### Activity
Each line of the data that includes "points" must be copied.

### Material for the task
+ + + +

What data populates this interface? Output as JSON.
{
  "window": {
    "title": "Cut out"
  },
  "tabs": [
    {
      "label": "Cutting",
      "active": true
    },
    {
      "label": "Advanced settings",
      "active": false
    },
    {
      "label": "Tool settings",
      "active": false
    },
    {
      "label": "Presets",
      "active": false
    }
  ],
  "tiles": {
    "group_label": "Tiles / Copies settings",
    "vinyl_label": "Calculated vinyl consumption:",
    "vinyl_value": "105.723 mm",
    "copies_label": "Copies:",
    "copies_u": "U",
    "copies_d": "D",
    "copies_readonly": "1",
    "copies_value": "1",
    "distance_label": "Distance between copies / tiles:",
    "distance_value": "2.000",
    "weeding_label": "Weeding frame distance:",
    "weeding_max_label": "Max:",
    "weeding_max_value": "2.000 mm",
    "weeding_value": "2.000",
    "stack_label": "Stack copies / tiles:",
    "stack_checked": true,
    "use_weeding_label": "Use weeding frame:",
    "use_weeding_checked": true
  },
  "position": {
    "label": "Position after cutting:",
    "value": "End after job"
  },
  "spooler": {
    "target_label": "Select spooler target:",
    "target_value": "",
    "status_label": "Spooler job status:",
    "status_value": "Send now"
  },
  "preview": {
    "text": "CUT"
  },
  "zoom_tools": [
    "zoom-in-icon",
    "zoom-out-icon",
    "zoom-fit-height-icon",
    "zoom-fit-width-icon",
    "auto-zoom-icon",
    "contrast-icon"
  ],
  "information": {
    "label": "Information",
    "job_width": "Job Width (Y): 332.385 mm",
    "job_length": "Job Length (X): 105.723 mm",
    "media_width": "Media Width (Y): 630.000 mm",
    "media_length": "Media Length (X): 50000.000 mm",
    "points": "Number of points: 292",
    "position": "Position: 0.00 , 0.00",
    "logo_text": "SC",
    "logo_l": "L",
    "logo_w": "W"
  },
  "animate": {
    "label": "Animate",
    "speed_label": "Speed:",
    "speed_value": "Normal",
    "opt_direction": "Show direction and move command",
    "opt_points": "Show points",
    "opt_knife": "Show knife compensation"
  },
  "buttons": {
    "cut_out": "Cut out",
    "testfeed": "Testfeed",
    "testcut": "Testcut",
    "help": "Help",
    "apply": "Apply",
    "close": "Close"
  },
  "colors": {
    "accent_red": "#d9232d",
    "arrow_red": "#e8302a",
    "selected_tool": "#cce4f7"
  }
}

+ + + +

### Finished task
    "points": "Number of points: 292",
    "opt_points": "Show points",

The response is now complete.